So, if you feel like including a pop cultural reference in the novel that you're writing, go right on ahead. So long as we don't go through some kind of complete cultural collapse, which I suppose is possible, as it does happen from time-to-time, the Internet will still be here to make it possible for your future readers to understand just exactly what the hell it is that you are talking about, and chances are, it might even still be relevant. However, if for some reason we are sent back to the dark ages, if anything survives, it will at least be a clue for some future archaeologist. I'm sure they'll be wondering just exactly why the Hell we were so obsessed with these Kardashian people.

Monday, February 8, 2016

The More Things Change, the More they Stay the Same...For A Little While Longer

I will be starting my Saturday blog posts this coming week. If you read my last post, you know that I intended to start it this weekend, but, well, it just didn't work out that way. Long story short, I need a little more time to plan things out and make sure I am getting it right.

Technically, though, as far as my goal of posting at least once a week, I am killing it right now.

I do need to be better about following through with posting on a regular schedule, though, and Saturdays seem like a good day to do it, as long as I publish early enough. Past three or four o'clock, and people tend to be more focused on getting ready for the evening. My goal, then, will be to post by early afternoon on Saturdays.

As I said before, the first one will be my perspective on whether or not writers should incorporate contemporary pop culture into their fiction, or whether that makes it less timeless.

Although, actually, my argument is more about whether or not that is even a relevant argument anymore, with technology extending our cultural memory beyond what it was prior to the internet.

Check back this coming Saturday, and you will get to read all about it.

Monday, February 1, 2016

More Content Makes Gabe a Happy Boy
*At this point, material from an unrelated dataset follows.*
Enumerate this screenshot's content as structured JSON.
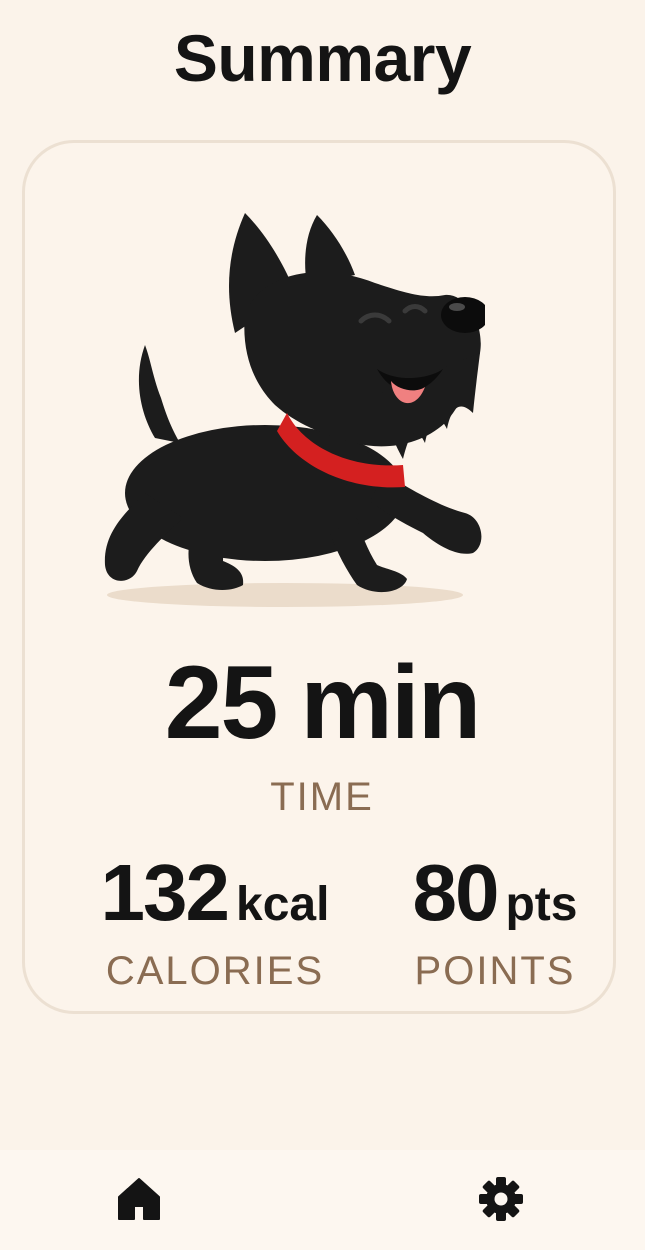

A lot is happening here at Gabe Gott Central, as always. For starters, I am in the process of looking for a new job, so if you see anything, please let me know. Because of this, I don't have nearly as much time to devote to this venture, so the sooner I get one, the sooner I will be able to devote more time to writing and publishing.

In the time that I do have to devote to this, what I hope to make a living off of by the time I am in my fifties, I am trying to be more effective at social media marketing. I have done pretty well with Twitter, having more than tripled my number of followers over the past year (to nearly 1,700), but I really need to work harder on my Facebook page and start building my follow there, as well (as I only have 61 likes).
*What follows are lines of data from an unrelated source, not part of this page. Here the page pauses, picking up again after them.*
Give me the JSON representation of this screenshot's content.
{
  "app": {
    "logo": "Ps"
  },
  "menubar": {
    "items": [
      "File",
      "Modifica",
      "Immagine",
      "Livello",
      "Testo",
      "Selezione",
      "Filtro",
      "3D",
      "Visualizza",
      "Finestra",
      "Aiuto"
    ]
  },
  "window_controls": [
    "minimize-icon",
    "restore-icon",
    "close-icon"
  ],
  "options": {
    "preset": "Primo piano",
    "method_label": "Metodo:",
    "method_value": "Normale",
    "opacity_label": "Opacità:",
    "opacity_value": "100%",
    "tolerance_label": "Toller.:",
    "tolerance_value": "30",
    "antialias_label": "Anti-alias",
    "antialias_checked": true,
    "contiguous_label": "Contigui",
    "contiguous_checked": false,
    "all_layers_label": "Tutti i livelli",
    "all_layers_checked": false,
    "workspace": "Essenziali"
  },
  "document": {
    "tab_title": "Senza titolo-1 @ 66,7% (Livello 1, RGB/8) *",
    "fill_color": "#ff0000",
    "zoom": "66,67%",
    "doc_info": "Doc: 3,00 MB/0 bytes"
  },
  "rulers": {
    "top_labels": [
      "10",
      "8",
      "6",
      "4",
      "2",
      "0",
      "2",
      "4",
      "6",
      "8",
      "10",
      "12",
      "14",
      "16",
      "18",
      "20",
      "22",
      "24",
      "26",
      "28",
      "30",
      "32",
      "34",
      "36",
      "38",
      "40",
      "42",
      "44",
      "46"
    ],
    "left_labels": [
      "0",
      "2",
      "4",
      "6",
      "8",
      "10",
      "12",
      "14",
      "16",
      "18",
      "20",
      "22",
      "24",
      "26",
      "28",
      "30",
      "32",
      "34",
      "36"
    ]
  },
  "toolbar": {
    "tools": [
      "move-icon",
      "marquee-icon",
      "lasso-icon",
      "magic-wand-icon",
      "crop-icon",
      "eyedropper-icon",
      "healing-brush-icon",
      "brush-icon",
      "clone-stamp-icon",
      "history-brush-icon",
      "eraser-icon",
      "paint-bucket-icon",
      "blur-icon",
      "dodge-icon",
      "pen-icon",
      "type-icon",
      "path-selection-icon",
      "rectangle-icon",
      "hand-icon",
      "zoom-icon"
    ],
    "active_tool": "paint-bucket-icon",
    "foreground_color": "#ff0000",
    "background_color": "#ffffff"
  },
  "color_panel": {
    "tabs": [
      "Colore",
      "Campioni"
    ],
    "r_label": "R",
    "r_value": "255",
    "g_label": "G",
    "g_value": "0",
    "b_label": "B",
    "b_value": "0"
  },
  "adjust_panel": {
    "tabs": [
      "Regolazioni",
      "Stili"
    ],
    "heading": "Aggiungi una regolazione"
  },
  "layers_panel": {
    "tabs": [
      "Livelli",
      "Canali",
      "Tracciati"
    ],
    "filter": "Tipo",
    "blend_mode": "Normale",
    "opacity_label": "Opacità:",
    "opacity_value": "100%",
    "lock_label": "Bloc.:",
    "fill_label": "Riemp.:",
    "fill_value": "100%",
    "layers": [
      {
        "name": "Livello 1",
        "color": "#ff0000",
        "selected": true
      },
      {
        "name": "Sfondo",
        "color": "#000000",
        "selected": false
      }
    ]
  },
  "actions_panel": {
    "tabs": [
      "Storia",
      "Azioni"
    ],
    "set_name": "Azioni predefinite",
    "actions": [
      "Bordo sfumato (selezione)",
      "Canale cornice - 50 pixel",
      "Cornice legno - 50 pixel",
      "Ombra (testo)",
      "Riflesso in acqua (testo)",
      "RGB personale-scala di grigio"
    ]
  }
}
To be honest, I am just going to need to do some research and figure out the best way of going about it. If only I had the time... That would be nice.
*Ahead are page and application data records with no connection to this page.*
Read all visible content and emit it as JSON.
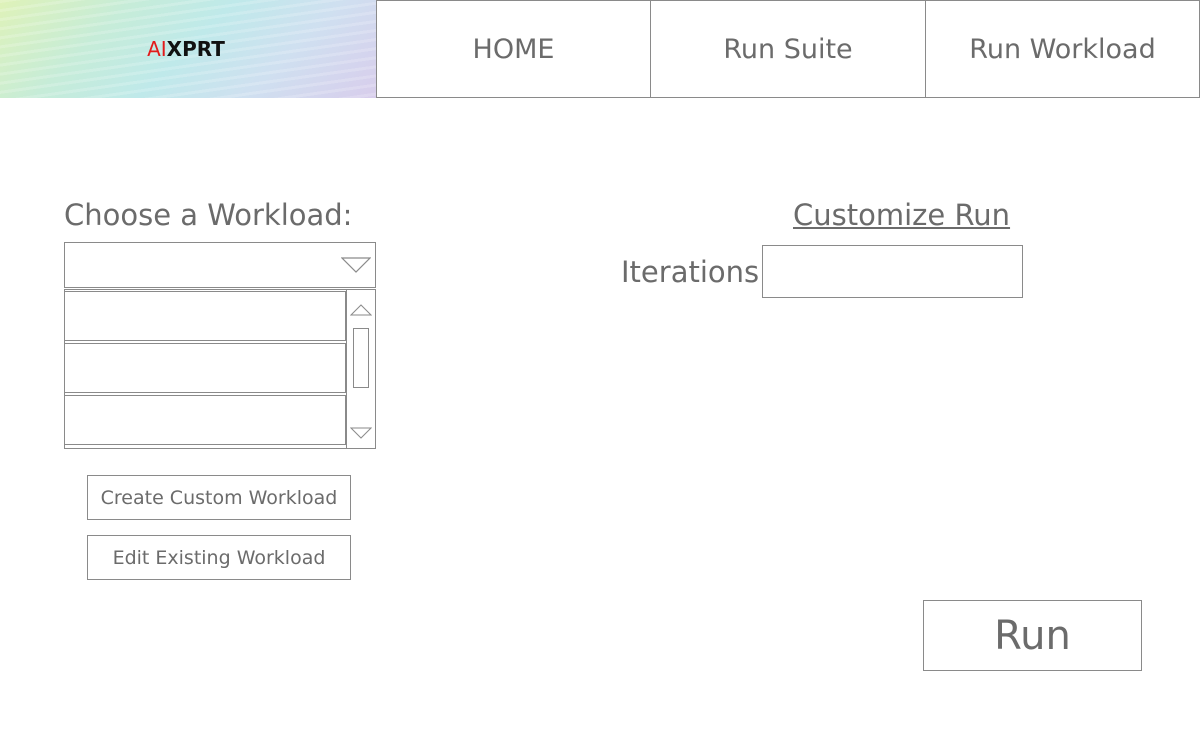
{
  "header": {
    "logo_ai": "AI",
    "logo_xprt": "XPRT",
    "tabs": [
      {
        "label": "HOME"
      },
      {
        "label": "Run Suite"
      },
      {
        "label": "Run Workload"
      }
    ]
  },
  "workload": {
    "choose_label": "Choose a Workload:",
    "dropdown_value": "",
    "list_items": [
      "",
      "",
      ""
    ],
    "create_button": "Create Custom Workload",
    "edit_button": "Edit Existing Workload"
  },
  "customize": {
    "title": "Customize Run",
    "iterations_label": "Iterations:",
    "iterations_value": ""
  },
  "run_button": "Run",
  "colors": {
    "logo_ai": "#e21b1b",
    "logo_xprt": "#111111",
    "text": "#6b6b6b",
    "border": "#8a8a8a"
  },
  "icons": [
    "chevron-down-icon",
    "scroll-up-arrow-icon",
    "scroll-down-arrow-icon"
  ]
}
It is also my goal to write a new blog post every week, starting this week. While this one does technically count towards that, I will be posting a new one every Saturday, so look for the actual first one this Saturday.

Instead of just rambling about myself, my goals, and my projects (there will still be plenty of that, too, just FYI), I plan on focusing the majority of my posts on discussions of issues involving writing and being a writer. I also plan on writing some reviews and more in-depth essays, and really, as always, I will also write posts about whatever else strikes my fancy, including music and politics.

I believe this will help me draw more of a following here, but only time will tell. The first one will be somewhat of a response to an article on Electric Literature that I posted to my Facebook page.

In the article, the author discusses whether or not authors of novels should include contemporary pop culture references in their work. As you might imagine, I have a few things to say on that regard, and one particular point that the author of the article doesn't make that I feel is relevant. I don't necessarily disagree with his point, but I want to add a nuance to the discussion.

Anyways, back to the job search, and I will see you all again on Saturday.